Bret Easton Ellis - Less Than Zero
Re-read (and finished at this time, oh jeez) one year after the very first attempt of mine.
Not that bad. But not that good either.
Less Than Zero is smart but it's what one may call an artificial smartness somehow.
On my bookshelf the novel followed the reading of Bright Lights, Big City by Jay Mc Inerney that was once seen as the East Coast counterpart of this book but whose fame faded quite soon.
I might disagree with that vision and say there is not so much in common between the two novels.
Apart from snorting blizzards of cocaine in public toilets, messy bedrooms and as a substitute for any given proper meal, I mean.
In fact, where Jay Mc Inerney is wordy and humour-flavoured, Bret Easton Ellis is minimalist and deeply fatalist.
Furthermore, Jay sounds somewhat British to me (is the infamous Ivy League influence?), while Bret is totally - even too much - American-like with all the negative stereotypes included.
So, here it comes my personal suggestion:
don't lend Less Than Zero to a staunch anti-American guy as you could give him/her plenty of topics for the following six months. And over.
Bright Lights Big City is like Holden Caulfield dating Bartleby The Scrivener and Ivana Trump in an early Sex & The City pilot where Nick Hornby wrote the script and Rudy Giuliani forgot the neon tubes on.
Less Than Zero is like getting stoned wearing a Devo t-shirt in a Mtv serie releasing party held in a Valley mall and hosted by the cast of Beverly Hills 90210 while watching Reservoir Dogs with the audio off.
But this was exactly the effect Bret Easton Ellis wanted to have, I guess, so it's not that disturbing as it should sound.

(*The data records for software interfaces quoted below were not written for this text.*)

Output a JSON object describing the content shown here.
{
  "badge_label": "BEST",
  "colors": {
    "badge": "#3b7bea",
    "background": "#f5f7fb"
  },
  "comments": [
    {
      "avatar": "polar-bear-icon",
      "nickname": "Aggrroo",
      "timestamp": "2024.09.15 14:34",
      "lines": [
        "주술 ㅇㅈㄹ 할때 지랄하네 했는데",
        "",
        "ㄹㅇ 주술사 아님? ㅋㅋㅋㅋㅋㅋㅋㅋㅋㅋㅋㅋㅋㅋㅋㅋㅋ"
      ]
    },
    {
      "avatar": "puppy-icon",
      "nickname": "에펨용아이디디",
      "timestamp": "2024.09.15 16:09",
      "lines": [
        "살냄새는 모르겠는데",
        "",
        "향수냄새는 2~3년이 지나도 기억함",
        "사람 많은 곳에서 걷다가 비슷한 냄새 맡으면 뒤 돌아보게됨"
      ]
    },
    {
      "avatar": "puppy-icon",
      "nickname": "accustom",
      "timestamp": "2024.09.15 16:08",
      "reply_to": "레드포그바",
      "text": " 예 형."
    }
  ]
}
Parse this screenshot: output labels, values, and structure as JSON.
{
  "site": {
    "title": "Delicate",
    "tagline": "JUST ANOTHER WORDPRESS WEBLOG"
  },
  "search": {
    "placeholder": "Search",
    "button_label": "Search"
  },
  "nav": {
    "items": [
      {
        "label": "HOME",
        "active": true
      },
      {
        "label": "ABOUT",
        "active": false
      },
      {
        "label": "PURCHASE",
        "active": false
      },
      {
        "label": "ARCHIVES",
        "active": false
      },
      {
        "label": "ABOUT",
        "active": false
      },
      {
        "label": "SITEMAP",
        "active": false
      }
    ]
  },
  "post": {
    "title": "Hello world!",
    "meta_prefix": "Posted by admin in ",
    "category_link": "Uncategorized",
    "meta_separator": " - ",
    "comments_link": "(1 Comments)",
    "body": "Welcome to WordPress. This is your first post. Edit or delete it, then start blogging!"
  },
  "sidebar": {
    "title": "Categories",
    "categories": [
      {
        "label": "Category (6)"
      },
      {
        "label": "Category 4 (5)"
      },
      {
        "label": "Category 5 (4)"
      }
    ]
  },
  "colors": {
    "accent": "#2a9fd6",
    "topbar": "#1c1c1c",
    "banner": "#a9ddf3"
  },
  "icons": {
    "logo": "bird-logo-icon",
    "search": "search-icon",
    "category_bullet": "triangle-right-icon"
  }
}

Plus, Bret EE was able to write this stuff years before Brenda & Kelly were killing their uptown spleen with compulsive shopping and Quentin Tarantino was going to teach us how to resuscitate Uma Thurman after an overdose. And for this reason Bret deserves to be praised a little bit.